Based on its intended usage, calcium chloride comes in the shape of flakes, pellets, powders and liquid alternatives, each in varying concentrations. Calcium chloride produces heat when dissolved in water, making it ideal for melting ice and snow on roads and highways in regions which receive snowfall. It’s also helpful as a fertilizer for crops, since it provides important micronutrients which are essential to healthy plant growth and development.
Calcium’s Role in Plants
Calcium chloride includes calcium and chloride, which are micronutrients plants need for normal growth and functioning. Calcium and chloride are utilized in photosynthesis and other cellular processes, and plants typically get them in the dirt. Calcium is a multifunctional nutrient in plant anatomy that affects nutrient availability and uptake and helps increase cell wall strength and thickness. Calcium levels on your plant impacts the strength of stems, the quality of fruit produced and the plant’s susceptibility to certain diseases.
Calcium fertilization of crops is occasionally confused with the application of lime or gypsum soil amendments. Applying these vitamins to your soil may not sufficiently meet the calcium needs of your crops because they don’t provide a soluble form of calcium that is readily available to your plants. Soluble sources of calcium, such as calcium chloride, provide calcium that is immediately available for your crops, which is essential in case your plant is demonstrating symptoms of calcium deficiency, like premature shedding of blossoms and buds, diminished stems, or dieback of branches, stems and other growing factors.
Calcium chloride tree sprays also raise the calcium content of fruit and reduce problems associated with calcium deficiency. By way of example, calcium chloride sprays are utilized to treat blossom end rot in tomato and tip burn of cabbage. Bitter pit, a physiological disorder of apples, is often linked to low calcium levels in the fruit. Calcium chloride is a preventive treatment to reduce the danger of bitter pit occurrence. Fruit firmness and rain cracking of cherries are regulated by calcium chloride sprays. Weekly sprays of calcium chloride before crop of fruit may also reduce fruit softening, postharvest injury and minor cracking.
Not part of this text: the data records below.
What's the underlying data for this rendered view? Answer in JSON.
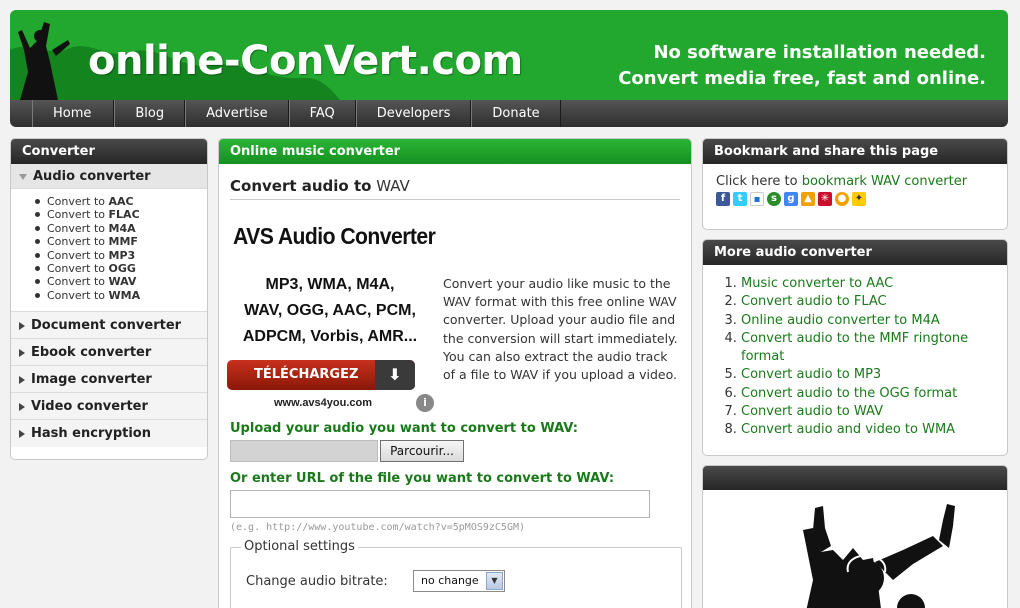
{
  "header": {
    "logo": "online-ConVert.com",
    "tagline_line1": "No software installation needed.",
    "tagline_line2": "Convert media free, fast and online."
  },
  "nav": [
    "Home",
    "Blog",
    "Advertise",
    "FAQ",
    "Developers",
    "Donate"
  ],
  "sidebar": {
    "title": "Converter",
    "open_section": "Audio converter",
    "audio_items": [
      {
        "prefix": "Convert to ",
        "format": "AAC"
      },
      {
        "prefix": "Convert to ",
        "format": "FLAC"
      },
      {
        "prefix": "Convert to ",
        "format": "M4A"
      },
      {
        "prefix": "Convert to ",
        "format": "MMF"
      },
      {
        "prefix": "Convert to ",
        "format": "MP3"
      },
      {
        "prefix": "Convert to ",
        "format": "OGG"
      },
      {
        "prefix": "Convert to ",
        "format": "WAV"
      },
      {
        "prefix": "Convert to ",
        "format": "WMA"
      }
    ],
    "sections": [
      "Document converter",
      "Ebook converter",
      "Image converter",
      "Video converter",
      "Hash encryption"
    ]
  },
  "main": {
    "title": "Online music converter",
    "heading_prefix": "Convert audio to",
    "heading_format": " WAV",
    "ad": {
      "title": "AVS Audio Converter",
      "formats_line1": "MP3, WMA, M4A,",
      "formats_line2": "WAV, OGG, AAC, PCM,",
      "formats_line3": "ADPCM, Vorbis, AMR...",
      "button": "TÉLÉCHARGEZ",
      "url": "www.avs4you.com"
    },
    "description": "Convert your audio like music to the WAV format with this free online WAV converter. Upload your audio file and the conversion will start immediately. You can also extract the audio track of a file to WAV if you upload a video.",
    "upload_label": "Upload your audio you want to convert to WAV:",
    "browse_button": "Parcourir...",
    "url_label": "Or enter URL of the file you want to convert to WAV:",
    "url_example": "(e.g. http://www.youtube.com/watch?v=5pMOS9zC5GM)",
    "optional_settings": "Optional settings",
    "bitrate_label": "Change audio bitrate:",
    "bitrate_value": "no change"
  },
  "bookmark": {
    "title": "Bookmark and share this page",
    "text": "Click here to ",
    "link": "bookmark WAV converter"
  },
  "more": {
    "title": "More audio converter",
    "items": [
      "Music converter to AAC",
      "Convert audio to FLAC",
      "Online audio converter to M4A",
      "Convert audio to the MMF ringtone format",
      "Convert audio to MP3",
      "Convert audio to the OGG format",
      "Convert audio to WAV",
      "Convert audio and video to WMA"
    ]
  },
  "colors": {
    "brand_green": "#22a82e",
    "link_green": "#1a7a1a",
    "dark_bar": "#2e2e2e"
  }
}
Usage and Handling Precautions
Excess use of calcium chloride may damage roots and leaf, like yellow or thermoplastic leaf and dieback of twigs. Be careful when handling calcium chloride because if consumed its concentrated or pure forms, calcium chloride products can lead to stomach irritation, skin and eye irritation and burning, or respiratory issues. Read product labels carefully and follow all recommended safety precautions. Calcium chloride is not flammable, but if it comes in contact with metals, like zinc or sodium, it might produce hydrogen peroxide. Calcium chloride is corrosive to some metals, like mild steel, ferrous metals and brass and shouldn’t come in contact with sulfuric acid.